With a tweet, James K. Filan, one of the defence attorneys for Ripple Labs in the two-year-long lawsuit against the SEC, which has Ripple on trial for allegedly selling securities without authorization, is demanding a verdict on the lawsuit.
The lawsuit between Ripple and SEC continues
The attorney cited a motion filed with New York District Judge Anna Torres seeking summary judgement in the matter.
— James K. Filan 🇺🇸🇮🇪 113k (beware of imposters) (@FilanLaw) September 12, 2022
Ripple‘s CEO, Brad Garlinghouse, also commented on Twitter that the SEC seems uninterested in compliance with the law, blinded by its desire to prevail and punish Ripple and the entire cryptocurrency world
Today's filings make it clear the SEC isn’t interested in applying the law. They want to remake it all in an impermissible effort to expand their jurisdiction far beyond the authority granted to them by Congress. https://t.co/ooPPle3QjI
— Brad Garlinghouse (@bgarlinghouse) September 17, 2022
Ripple‘s CEO expresses his displeasure at what now appears to be a persecutory attitude on the part of the SEC toward his company. According to rumors, the US Securities and Exchange regulator has in turn filed a motion seeking Ripple‘s conviction on charges that it sold securities without having any authorization.
A few days ago the SEC had already filed a motion to cover up the identity of the witnesses it had brought before the judge for fear that they might face retaliation. In the lawsuit, the SEC led by Gary Gensler had called to testify companies such as Binance, which in turn had to undergo an investigation to its detriment also by the same SEC. For some time now, Chairman Gensler seems to have begun a sort of personal crusade against the world of cryptocurrencies, which he considers dangerous for investors because they also have no clear regulations, despite the fact that many of them are to be considered, in his opinion, as securities in their own right.
How the lawsuit against Ripple Labs originated
The SEC sued Ripple Labs, CEO Brad Garlinghouse and its president Chris Larsen in December 2020 on charges that they raised more than $1.3 billion by selling the XRP token in unregistered securities transactions. Ripple argued that the sales and trading of XRP did not meet the principles of the Howey Test (a particular 75-year-old US Supreme Court case that determines whether or not an asset can be considered security or not), and therefore were not to be considered securities and would not have broken any rules.
“According to the SEC, there can be an “investment contract” without any contract, without any rights granted to the purchaser, and without any obligations on the issuer,”
reads the motion filed by Ripple with the federal judge.
The SEC, however, has persisted in its excise by pursuing a lawsuit that has been dragging on for nearly two years, with no breakthrough by the prosecution; indeed, the latest court events seem to be all in Ripple’s favor.
The SEC has argued, bringing as evidence various statements by Ripple executives, that the crypto company allegedly sold XRP and XRP investors bought the cryptocurrency with the belief that their holdings would increase in value over time, making it clear that these would be securities and that therefore there would be a clear violation of investment rules.

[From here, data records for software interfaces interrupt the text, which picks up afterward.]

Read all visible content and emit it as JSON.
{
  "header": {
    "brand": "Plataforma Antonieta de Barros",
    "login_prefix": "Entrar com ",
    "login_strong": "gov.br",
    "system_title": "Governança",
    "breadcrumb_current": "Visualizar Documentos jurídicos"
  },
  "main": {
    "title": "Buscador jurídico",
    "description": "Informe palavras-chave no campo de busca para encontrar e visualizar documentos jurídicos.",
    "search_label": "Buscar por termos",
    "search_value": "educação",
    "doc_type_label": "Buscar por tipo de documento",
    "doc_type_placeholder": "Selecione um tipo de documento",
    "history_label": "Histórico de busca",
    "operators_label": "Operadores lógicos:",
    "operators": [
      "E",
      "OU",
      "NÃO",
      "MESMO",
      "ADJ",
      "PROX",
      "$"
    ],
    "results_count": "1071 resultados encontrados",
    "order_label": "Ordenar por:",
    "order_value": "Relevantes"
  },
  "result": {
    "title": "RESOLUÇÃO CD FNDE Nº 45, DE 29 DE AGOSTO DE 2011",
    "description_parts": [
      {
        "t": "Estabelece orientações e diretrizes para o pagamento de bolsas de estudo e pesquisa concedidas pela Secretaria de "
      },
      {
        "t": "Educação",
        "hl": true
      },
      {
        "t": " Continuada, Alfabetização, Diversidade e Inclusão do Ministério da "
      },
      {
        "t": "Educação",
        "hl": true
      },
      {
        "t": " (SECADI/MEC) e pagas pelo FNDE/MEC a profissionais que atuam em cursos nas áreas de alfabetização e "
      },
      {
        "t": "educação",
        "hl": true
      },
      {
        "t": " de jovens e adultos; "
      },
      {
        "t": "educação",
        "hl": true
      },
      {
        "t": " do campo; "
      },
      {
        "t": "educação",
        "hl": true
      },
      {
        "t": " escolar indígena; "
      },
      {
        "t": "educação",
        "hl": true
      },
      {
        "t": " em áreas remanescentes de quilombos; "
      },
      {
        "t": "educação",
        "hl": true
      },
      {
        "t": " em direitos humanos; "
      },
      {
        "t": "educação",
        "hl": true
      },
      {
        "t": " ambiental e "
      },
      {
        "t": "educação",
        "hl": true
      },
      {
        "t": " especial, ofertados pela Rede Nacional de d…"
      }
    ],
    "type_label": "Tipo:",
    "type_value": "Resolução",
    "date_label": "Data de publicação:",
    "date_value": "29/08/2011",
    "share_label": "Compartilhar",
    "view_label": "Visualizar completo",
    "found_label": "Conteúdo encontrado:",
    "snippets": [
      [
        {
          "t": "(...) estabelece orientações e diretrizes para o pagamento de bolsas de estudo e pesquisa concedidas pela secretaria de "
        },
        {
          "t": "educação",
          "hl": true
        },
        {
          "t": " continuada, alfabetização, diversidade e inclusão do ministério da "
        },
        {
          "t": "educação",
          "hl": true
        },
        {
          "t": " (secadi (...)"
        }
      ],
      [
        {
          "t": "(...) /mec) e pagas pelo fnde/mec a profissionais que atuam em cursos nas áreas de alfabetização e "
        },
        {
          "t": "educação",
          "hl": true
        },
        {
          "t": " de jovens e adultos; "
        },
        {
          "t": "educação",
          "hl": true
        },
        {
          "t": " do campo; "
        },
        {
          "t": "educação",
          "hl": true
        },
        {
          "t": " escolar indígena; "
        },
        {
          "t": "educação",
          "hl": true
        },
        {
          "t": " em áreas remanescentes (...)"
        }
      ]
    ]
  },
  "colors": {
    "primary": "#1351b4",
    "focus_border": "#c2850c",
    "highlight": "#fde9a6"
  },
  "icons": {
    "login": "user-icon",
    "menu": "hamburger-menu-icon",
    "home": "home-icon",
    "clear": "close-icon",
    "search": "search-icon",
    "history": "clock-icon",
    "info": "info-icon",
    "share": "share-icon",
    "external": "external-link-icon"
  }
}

“Ripple publicly touted the various steps it was taking and would take to find a ‘use’ for XRP and to protect the integrity and liquidity of the XRP markets,”
the SEC said in its filing.
Ripple, on the other hand, denies any contract between the company and investors and brings as evidence not only the Howey test case, but also a statement by a former SEC executive William Hinman who in 2018, when he was director of the SEC’s Corporate Finance division who, during a public speech asserted that a digital asset could lose its status as a security as it becomes “sufficiently decentralized.” The executive had specifically cited the case of Ether, which was not considered a security.
“Even if the SEC were to engage in a belated, post-discovery transaction-by-transaction analysis to identify XRP offers and sales with contracts, its claim would still fail as a matter of law. Not one of those contracts granted post-sale rights to recipients as against Ripple or imposed post-sale obligations on Ripple to act for the benefit of those recipients,”
reads the document submitted by Ripple’s defenders.
The SEC has always sought to declare such a statement not inherent in the process as evidence in favor of the defending company.
But Ripple, created in 2012 by Ripple labs under the name Open Coin, which seems increasingly convinced that it can finally reach a positive resolution of its dispute with the SEC, has in recent days announced important news on the CBDC front, where the company seems to have set its focus firmly. As of March 2021, the company has been developing a private version of XRP Ledger, specifically created to become a platform for Central Banks to issue CBDC securely.
The digital dollar project, which is carrying out an initial study project for a new digital dollar, also announced that it has formed a partnership with four crypto companies, one of which is precisely Ripple.
Central bank digital currencies play a critical role in the evolved, modern global financial infrastructure that blockchain will underpin.
— Ripple (@Ripple) August 29, 2022